Cadets Help Blenheim Palace’s Vintage Fire Engine to Shine

Sep 20 2021

A team of cadets from Kidlington Fire Station has been helping bring the shine back to a Victorian horse-drawn fire engine at Blenheim Palace.

The historic, steam-driven engine returned to the Oxfordshire estate following a years-long search.

The event was organised by Woodstock Fire Station’s Watch Manager Nick Mason, who also helped return the vintage engine to the Palace earlier this year.

In 2018 Blenheim Palace’s Operations Director, Heather Carter, launched a nationwide search to track the engine down and return it to the Palace.

The Victorian engine now has pride of place in the Palace’s new Stables exhibition, alongside two other manual fire engines dating back to the early 18th century.

“The Fire Cadets did an amazing job of getting the old engine looking like new and we’d all like to thank them for their hard work,” said Heather.

“Since its return it has proved to be one of the exhibition’s most popular exhibits and it’s great to think that, after all these years, it’s still being looked after by future local firefighters,” she added.

Believed to have been built by Merryweather & Sons in 1890, the horse-drawn engine used a steam boiler to create pressure to pump water. It was mounted on a four-wheeled sprung carriage.

After many years of operation, the engine was taken out of service and showcased at various Victorian steam shows around the country before settling at Shipston Fire Station then Nuneaton.

Blenheim Palace incorporated its own brigade in the mid to late 1800s and owned a variety of fire appliances, including the Merryweather. The brigade was still in operating during the Second World War.


Issued on behalf of Blenheim Palace. For more information please contact Samantha Vaughan on 07469 129743 or or Niamh O’Sullivan at NO’

About Blenheim Palace

Home to the Dukes of Marlborough since 1705, Blenheim Palace was designated a UNESCO World Heritage Site in 1987.

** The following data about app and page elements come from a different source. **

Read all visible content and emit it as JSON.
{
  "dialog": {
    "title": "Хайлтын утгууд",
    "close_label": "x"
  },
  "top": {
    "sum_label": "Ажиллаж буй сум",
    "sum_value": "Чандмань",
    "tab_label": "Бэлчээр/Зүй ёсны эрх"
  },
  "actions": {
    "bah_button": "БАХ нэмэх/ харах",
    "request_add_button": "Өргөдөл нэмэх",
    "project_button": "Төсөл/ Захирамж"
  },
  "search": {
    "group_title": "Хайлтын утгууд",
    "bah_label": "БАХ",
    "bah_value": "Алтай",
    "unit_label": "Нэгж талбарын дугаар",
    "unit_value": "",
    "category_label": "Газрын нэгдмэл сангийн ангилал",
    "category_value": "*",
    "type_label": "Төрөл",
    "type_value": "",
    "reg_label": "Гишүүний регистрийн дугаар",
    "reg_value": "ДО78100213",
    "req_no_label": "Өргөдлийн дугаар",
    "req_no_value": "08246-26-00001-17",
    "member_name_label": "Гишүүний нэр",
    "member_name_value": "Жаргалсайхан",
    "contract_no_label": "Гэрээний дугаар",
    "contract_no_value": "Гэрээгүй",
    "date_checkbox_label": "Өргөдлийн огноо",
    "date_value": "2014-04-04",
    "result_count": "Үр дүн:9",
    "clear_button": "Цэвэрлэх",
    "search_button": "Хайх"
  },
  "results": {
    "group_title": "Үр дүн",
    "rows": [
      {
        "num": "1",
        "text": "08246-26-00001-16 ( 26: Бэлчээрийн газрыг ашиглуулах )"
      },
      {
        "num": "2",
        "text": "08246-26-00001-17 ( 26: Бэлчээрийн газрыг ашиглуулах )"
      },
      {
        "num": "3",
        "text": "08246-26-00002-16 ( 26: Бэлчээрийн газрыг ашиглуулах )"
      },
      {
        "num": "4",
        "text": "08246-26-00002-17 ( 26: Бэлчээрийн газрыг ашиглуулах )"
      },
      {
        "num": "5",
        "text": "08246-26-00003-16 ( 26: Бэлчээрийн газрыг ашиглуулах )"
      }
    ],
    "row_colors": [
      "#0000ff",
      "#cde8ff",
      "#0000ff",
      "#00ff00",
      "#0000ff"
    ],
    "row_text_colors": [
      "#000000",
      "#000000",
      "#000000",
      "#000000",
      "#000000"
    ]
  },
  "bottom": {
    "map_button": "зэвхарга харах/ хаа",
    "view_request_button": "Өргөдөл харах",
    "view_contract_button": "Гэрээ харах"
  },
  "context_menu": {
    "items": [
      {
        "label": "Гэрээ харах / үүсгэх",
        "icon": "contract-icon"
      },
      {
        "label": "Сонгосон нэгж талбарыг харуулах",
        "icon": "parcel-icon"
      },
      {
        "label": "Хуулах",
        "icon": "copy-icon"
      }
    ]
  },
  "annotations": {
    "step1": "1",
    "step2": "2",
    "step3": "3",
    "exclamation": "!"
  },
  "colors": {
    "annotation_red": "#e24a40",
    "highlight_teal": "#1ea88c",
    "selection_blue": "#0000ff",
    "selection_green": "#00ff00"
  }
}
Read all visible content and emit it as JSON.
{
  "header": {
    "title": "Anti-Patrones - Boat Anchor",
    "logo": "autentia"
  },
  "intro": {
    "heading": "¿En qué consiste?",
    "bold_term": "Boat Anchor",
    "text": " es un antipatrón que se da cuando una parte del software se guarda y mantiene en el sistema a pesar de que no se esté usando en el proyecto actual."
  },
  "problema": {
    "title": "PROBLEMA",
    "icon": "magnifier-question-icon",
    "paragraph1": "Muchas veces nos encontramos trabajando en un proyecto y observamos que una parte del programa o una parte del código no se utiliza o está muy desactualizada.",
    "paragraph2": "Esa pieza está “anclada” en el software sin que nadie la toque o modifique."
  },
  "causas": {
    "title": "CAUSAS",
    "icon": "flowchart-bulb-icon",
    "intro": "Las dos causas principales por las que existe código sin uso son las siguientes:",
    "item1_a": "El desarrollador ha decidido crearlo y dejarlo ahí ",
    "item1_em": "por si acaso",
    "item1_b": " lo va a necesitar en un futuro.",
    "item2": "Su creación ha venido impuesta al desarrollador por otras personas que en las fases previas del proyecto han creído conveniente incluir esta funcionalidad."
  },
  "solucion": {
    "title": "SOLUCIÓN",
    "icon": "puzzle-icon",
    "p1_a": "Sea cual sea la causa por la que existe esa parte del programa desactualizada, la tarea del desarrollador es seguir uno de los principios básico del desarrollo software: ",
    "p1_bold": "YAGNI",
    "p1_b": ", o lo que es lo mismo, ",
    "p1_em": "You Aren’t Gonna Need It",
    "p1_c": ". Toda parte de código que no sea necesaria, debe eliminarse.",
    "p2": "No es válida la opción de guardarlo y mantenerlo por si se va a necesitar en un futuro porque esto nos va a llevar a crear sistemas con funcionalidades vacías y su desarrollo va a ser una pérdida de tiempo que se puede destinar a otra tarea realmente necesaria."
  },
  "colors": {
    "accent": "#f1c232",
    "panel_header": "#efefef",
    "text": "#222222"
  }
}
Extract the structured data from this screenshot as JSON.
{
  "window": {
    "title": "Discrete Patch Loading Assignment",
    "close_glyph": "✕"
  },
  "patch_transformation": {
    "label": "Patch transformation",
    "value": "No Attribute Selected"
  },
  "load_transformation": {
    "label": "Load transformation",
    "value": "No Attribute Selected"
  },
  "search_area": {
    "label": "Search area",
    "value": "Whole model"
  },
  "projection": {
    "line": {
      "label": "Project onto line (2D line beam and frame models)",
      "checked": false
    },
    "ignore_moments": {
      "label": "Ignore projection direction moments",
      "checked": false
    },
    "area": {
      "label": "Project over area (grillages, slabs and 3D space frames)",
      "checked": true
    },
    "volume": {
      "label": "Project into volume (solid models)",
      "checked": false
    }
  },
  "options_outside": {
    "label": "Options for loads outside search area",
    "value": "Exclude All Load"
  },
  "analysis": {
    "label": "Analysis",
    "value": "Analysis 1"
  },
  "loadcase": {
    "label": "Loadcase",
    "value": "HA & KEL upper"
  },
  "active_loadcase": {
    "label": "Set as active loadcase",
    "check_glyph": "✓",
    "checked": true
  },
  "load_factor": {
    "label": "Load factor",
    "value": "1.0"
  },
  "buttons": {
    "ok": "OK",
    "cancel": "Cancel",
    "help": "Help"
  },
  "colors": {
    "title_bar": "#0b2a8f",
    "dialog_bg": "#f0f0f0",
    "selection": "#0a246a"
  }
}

Set in over 2,000 acres of ‘Capability’ Brown landscaped parkland and designed by
Vanbrugh in the Baroque style, it was financed by Queen Anne, on behalf of a grateful nation, following the first Duke of Marlborough’s triumph over the French in the War of the Spanish Succession.

Today it houses one of the most important and extensive collections in Europe, which includes portraits, furniture, sculpture and tapestries.

Blenheim Palace is also the birthplace of one of Britain’s most famous leaders, Sir Winston Churchill, and it was his father who described the vista on entering the Estate from the village of Woodstock as the ‘finest view in England’.